■ What you will do ■
Search the data for the string "name", and report each line where it is found.

Items listed in a dataset:
■ ■ ■ ■

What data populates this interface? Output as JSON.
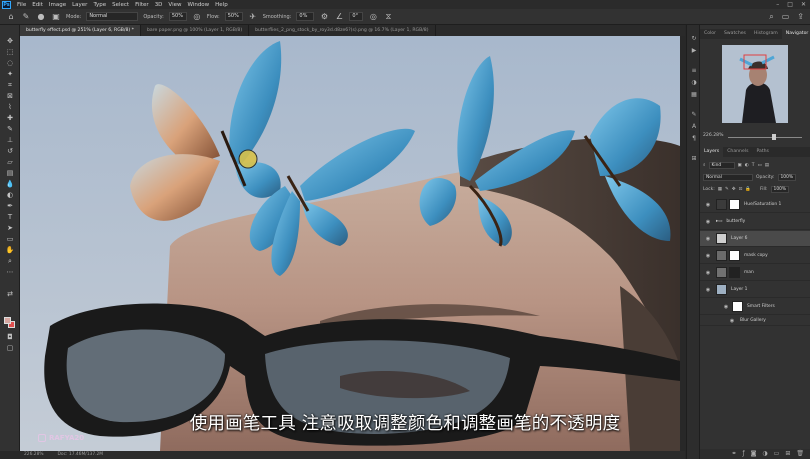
{
  "menu": [
    "File",
    "Edit",
    "Image",
    "Layer",
    "Type",
    "Select",
    "Filter",
    "3D",
    "View",
    "Window",
    "Help"
  ],
  "window_controls": [
    "–",
    "□",
    "✕"
  ],
  "options": {
    "mode_label": "Mode:",
    "mode_value": "Normal",
    "opacity_label": "Opacity:",
    "opacity_value": "50%",
    "flow_label": "Flow:",
    "flow_value": "50%",
    "smoothing_label": "Smoothing:",
    "smoothing_value": "0%",
    "angle_value": "0°"
  },
  "tabs": [
    "butterfly effect.psd @ 251% (Layer 6, RGB/8) *",
    "bare paper.png @ 100% (Layer 1, RGB/8)",
    "butterflies_2_png_stock_by_roy3d.d8ze6?(s).png @ 16.7% (Layer 1, RGB/8)"
  ],
  "status": {
    "zoom": "226.28%",
    "doc": "Doc: 17.46M/137.2M"
  },
  "subtitle": "使用画笔工具 注意吸取调整颜色和调整画笔的不透明度",
  "watermark": "RAFYA20",
  "panels": {
    "top_tabs": [
      "Color",
      "Swatches",
      "Histogram",
      "Navigator"
    ],
    "nav_zoom": "226.28%",
    "layer_tabs": [
      "Layers",
      "Channels",
      "Paths"
    ],
    "kind_label": "Kind",
    "blend_mode": "Normal",
    "opacity_label": "Opacity:",
    "opacity_value": "100%",
    "lock_label": "Lock:",
    "fill_label": "Fill:",
    "fill_value": "100%",
    "layers": [
      {
        "name": "Hue/Saturation 1"
      },
      {
        "name": "butterfly"
      },
      {
        "name": "Layer 6"
      },
      {
        "name": "mask copy"
      },
      {
        "name": "man"
      },
      {
        "name": "Layer 1"
      },
      {
        "name": "Smart Filters"
      },
      {
        "name": "Blur Gallery"
      }
    ]
  },
  "colors": {
    "accent": "#31a8ff",
    "canvas_sky": "#a9b6c8",
    "butterfly_blue": "#4ea6d6",
    "foreground_swatch": "#d6a6a0",
    "background_swatch": "#e05050"
  }
}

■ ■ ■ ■

■ Result for this exercise ■
        "name": "Hue/Saturation 1"
        "name": "butterfly"
        "name": "Layer 6"
        "name": "mask copy"
        "name": "man"
        "name": "Layer 1"
        "name": "Smart Filters"
        "name": "Blur Gallery"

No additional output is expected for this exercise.